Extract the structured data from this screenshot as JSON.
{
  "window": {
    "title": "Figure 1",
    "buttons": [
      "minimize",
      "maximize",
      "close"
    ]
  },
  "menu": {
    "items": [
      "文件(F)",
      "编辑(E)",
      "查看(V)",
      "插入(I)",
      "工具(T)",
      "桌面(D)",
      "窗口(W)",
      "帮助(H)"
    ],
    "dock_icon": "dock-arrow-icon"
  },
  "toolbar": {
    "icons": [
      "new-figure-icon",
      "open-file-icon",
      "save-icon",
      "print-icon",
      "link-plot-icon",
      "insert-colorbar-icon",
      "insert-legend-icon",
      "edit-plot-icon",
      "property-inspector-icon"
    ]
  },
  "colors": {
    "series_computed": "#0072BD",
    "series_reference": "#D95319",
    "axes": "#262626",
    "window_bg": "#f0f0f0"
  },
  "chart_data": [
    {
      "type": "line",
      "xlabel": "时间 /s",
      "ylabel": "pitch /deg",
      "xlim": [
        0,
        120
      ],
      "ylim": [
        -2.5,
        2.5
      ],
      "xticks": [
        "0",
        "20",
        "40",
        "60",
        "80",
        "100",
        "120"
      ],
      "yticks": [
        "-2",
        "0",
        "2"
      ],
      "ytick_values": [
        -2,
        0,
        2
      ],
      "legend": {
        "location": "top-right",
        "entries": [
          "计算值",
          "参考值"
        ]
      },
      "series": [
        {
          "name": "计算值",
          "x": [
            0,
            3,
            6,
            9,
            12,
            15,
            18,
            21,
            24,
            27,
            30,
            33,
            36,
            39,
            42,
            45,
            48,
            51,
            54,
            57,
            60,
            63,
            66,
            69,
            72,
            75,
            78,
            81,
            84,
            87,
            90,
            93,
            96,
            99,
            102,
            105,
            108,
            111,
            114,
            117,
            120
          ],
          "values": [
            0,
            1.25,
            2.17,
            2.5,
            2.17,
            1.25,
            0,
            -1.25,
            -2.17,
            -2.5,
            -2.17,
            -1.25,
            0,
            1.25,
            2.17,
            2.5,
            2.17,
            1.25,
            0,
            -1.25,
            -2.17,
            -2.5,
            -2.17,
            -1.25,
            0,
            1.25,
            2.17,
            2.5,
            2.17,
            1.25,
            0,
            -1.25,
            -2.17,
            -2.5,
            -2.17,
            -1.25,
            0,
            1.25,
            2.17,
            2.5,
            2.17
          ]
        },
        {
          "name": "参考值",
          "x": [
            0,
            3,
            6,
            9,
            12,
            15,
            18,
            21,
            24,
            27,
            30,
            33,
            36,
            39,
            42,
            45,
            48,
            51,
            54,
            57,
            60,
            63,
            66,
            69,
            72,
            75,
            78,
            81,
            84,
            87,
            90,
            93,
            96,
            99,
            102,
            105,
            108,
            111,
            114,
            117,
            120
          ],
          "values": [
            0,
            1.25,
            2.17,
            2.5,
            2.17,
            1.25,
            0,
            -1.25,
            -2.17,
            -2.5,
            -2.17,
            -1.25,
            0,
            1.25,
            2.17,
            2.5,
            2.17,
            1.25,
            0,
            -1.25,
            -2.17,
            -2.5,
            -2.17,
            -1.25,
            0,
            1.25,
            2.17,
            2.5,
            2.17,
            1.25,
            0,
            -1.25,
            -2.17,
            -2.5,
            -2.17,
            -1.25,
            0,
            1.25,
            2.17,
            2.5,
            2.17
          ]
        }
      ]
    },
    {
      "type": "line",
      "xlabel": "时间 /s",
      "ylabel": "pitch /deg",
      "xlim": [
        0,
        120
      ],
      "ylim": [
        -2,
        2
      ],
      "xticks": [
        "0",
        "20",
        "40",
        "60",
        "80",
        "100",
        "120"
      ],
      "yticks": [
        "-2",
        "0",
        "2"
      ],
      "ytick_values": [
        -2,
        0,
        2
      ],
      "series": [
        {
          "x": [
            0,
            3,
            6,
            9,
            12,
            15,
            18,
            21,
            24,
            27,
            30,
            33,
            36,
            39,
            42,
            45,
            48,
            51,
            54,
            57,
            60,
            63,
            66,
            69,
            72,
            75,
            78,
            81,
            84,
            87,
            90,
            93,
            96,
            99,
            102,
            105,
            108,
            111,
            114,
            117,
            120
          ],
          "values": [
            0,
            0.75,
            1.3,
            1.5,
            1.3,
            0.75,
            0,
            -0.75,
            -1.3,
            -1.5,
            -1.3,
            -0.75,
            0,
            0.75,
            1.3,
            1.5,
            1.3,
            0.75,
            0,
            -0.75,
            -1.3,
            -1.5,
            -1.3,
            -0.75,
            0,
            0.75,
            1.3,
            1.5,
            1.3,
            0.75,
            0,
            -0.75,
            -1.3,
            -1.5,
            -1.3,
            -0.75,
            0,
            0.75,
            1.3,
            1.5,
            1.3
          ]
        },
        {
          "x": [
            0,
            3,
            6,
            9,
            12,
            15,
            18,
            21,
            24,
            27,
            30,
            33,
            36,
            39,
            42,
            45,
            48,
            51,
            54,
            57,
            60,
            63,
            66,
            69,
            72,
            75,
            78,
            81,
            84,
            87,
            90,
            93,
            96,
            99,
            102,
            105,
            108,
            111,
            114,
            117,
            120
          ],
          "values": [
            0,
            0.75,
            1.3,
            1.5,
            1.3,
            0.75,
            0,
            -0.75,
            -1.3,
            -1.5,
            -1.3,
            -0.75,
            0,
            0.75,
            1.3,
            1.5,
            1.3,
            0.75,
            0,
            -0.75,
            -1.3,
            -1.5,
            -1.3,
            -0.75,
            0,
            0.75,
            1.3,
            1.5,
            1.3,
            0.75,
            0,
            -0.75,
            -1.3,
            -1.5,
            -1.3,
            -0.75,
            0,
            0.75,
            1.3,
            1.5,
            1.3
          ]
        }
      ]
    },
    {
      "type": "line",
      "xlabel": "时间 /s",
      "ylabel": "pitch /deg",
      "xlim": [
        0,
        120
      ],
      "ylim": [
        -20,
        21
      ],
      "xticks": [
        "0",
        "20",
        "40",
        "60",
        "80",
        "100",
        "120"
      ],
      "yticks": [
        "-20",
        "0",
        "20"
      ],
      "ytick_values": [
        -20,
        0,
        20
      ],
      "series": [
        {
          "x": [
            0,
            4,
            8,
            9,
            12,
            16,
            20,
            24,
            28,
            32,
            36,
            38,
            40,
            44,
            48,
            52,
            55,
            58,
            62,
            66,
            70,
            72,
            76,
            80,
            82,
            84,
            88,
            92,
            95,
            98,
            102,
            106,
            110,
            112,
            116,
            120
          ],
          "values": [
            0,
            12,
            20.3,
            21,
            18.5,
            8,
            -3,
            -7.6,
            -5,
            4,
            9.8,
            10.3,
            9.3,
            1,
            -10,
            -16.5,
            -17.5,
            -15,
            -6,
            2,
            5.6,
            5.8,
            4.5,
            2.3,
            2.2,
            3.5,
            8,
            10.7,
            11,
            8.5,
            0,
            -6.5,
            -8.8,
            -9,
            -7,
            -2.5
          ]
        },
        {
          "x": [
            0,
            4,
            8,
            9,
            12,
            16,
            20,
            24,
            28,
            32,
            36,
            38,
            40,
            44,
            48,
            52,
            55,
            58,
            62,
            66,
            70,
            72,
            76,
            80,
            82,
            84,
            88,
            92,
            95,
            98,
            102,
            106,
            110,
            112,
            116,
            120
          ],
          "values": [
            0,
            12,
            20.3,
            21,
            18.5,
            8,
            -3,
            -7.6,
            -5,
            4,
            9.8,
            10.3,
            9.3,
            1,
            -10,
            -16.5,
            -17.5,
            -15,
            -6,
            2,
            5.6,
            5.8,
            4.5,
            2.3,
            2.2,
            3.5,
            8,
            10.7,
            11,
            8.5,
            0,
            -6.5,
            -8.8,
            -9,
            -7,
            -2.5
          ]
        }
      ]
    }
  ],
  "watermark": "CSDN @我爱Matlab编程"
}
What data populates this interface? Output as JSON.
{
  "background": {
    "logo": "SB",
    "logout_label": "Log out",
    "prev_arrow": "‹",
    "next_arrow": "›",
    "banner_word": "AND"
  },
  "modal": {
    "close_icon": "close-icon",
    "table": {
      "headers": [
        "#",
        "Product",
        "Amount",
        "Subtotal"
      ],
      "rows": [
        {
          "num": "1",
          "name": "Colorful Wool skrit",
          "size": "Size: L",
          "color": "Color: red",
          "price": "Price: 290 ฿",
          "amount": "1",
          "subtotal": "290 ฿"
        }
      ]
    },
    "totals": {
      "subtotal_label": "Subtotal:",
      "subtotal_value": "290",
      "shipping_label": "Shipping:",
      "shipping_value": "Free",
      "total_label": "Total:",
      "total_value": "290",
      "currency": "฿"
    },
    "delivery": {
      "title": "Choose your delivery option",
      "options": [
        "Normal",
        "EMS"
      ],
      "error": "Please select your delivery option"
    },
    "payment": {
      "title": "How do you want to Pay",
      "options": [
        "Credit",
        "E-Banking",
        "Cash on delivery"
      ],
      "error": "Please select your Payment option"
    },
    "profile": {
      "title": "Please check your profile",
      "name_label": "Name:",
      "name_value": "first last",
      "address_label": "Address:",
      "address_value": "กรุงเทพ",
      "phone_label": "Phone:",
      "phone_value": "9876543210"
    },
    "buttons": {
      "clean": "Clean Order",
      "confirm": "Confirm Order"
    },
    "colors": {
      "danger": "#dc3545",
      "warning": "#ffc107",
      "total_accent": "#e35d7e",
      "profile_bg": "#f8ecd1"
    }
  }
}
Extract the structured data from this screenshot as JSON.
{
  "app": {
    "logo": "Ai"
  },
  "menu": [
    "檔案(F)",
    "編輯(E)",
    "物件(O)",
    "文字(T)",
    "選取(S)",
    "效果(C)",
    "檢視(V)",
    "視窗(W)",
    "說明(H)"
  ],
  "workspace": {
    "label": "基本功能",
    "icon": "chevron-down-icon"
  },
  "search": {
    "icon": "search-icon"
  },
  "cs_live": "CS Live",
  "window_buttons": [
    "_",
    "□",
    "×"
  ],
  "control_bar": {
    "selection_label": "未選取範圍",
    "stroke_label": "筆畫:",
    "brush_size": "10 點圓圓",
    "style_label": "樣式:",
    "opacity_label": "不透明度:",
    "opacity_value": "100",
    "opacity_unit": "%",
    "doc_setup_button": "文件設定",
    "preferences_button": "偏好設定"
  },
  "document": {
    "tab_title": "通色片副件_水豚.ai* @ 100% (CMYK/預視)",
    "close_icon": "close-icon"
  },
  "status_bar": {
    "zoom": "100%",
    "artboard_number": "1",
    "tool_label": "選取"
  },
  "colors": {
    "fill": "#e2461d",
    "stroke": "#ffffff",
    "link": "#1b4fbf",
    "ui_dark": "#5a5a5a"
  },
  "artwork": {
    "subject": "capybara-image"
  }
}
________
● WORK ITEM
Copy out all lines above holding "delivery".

● RESPONSE TO THIS EXERCISE
    "delivery": {
      "title": "Choose your delivery option",
      "error": "Please select your delivery option"
        "Cash on delivery"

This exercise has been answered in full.